  • Stable Employment and Income: Demonstrating a steady income source assures lenders of your ability to repay the borrowed funds.

Personal Loans vs Home Equity Financing

Financing a home renovation involves weighing the pros and cons of different loan options. Here's a breakdown of personal loans compared to home equity financing:

Personal Loans

  • Convenience: Personal loans offer a fast and straightforward application process. Funds can be readily available without using your home as collateral.
  • Unsecured Loans: Unlike HELOCs, personal loans don't require putting your home at risk. This can be ideal if you have lower equity or prefer not to use your home as security.
  • Fixed Interest Rates: Enjoy the predictability of fixed monthly payments with a personal loan's fixed interest rate.
  • Potential Drawbacks: Personal loans typically offer lower loan amounts compared to home equity options. Interest rates might also be higher than those on a HELOC, depending on your creditworthiness.

Home Equity Financing (HELOC):

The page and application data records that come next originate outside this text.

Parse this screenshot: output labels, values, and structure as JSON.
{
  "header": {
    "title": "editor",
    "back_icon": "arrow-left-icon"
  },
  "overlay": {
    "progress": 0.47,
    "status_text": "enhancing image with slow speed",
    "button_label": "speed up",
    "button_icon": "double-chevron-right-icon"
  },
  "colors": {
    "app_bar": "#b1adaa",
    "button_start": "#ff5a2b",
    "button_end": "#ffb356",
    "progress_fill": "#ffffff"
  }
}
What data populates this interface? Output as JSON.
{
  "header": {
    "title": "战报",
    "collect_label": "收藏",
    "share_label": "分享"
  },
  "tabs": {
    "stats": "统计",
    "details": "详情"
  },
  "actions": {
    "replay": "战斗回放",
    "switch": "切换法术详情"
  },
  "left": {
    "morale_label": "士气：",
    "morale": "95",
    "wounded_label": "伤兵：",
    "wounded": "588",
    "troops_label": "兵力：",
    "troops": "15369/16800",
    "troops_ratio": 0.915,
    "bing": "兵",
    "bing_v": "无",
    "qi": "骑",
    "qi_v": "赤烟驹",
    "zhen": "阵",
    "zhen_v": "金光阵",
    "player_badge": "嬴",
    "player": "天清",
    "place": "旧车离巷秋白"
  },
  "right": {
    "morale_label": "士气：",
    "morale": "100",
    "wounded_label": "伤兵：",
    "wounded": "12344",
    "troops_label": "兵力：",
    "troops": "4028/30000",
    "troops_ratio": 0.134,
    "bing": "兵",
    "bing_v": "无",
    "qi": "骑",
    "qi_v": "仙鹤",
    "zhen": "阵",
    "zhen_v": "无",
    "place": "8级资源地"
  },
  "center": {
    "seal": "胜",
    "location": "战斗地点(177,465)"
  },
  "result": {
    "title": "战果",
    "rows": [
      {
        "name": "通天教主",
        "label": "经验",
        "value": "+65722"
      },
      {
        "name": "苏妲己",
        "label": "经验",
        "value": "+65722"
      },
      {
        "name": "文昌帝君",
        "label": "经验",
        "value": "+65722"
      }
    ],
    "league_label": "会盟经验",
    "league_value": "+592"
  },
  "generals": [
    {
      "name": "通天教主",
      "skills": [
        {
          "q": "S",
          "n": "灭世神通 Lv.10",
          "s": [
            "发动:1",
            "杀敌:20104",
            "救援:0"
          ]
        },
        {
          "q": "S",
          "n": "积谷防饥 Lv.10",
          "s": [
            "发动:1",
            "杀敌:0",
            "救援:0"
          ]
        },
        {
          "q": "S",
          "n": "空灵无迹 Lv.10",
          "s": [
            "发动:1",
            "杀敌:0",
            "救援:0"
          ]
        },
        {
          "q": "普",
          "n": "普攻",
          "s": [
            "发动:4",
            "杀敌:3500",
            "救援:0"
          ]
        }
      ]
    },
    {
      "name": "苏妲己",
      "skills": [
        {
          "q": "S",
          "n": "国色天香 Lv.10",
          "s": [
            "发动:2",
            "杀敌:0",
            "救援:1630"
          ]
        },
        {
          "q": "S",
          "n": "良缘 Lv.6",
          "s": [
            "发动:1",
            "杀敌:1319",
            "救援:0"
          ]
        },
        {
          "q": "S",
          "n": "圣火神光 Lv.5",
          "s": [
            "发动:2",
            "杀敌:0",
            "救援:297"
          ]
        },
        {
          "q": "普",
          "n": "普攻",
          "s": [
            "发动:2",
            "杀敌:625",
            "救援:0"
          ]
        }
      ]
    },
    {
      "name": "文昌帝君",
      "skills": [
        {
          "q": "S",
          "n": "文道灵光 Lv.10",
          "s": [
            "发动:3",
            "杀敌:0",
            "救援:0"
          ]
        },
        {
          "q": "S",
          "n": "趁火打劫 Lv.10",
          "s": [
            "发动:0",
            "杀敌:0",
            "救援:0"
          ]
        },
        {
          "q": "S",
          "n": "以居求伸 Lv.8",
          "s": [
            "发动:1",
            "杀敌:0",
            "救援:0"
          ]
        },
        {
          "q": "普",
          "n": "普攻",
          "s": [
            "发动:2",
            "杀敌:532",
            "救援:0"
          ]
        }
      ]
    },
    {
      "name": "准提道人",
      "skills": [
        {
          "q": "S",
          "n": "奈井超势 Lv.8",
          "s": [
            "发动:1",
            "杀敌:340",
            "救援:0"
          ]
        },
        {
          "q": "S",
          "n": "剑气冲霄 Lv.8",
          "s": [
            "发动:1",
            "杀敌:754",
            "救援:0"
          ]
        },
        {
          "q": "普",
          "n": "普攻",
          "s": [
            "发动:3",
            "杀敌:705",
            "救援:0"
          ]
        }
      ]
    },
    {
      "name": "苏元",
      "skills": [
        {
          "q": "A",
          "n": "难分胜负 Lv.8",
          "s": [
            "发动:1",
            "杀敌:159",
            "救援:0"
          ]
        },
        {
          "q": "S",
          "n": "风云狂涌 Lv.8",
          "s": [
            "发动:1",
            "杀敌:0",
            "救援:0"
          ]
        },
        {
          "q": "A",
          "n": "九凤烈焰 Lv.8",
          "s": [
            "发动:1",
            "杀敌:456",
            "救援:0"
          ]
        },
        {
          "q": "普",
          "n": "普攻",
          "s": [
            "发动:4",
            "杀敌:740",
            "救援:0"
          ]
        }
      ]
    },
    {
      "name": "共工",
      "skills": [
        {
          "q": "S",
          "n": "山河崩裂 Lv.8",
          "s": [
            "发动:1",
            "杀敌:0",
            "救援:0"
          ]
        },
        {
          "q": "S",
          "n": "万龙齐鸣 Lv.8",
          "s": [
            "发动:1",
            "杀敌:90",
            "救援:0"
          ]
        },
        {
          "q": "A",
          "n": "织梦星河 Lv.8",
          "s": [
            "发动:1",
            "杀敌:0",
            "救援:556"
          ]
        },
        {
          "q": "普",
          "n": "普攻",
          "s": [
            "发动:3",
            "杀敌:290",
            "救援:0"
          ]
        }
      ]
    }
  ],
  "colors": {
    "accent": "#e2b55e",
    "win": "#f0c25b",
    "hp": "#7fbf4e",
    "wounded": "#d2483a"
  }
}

  • Access Larger Loan Amounts: HELOCs leverage your home's equity, allowing you to potentially borrow more than with a personal loan.
  • Potentially Lower Interest Rates: HELOCs often have lower interest rates than personal loans, especially for borrowers with good credit and high equity.
  • Secured Loan: Since your home serves as collateral, qualification might be easier for those with lower credit scores. However, this means risking foreclosure if you can't repay the loan.
  • Variable Interest Rates: HELOCs typically come with variable interest rates, which can fluctuate over time, potentially impacting your monthly payments.

The Takeaway

Consider a personal loan if speed, convenience, and unsecured borrowing are priorities. However, be prepared for potentially lower loan amounts and higher interest rates.

HELOCs are a good option if you need a larger loan, potentially qualify for a lower interest rate and are comfortable using your home as collateral. Just be mindful of the variable interest rate that can affect your monthly payments.

Ultimately, the best choice depends on your financial situation, project scope, and risk tolerance.

Our advise is based on experience in the mortgage industry and we are dedicated to helping you achieve your goal of owning a home. We may receive compensation from partner banks when you view mortgage rates listed on our website.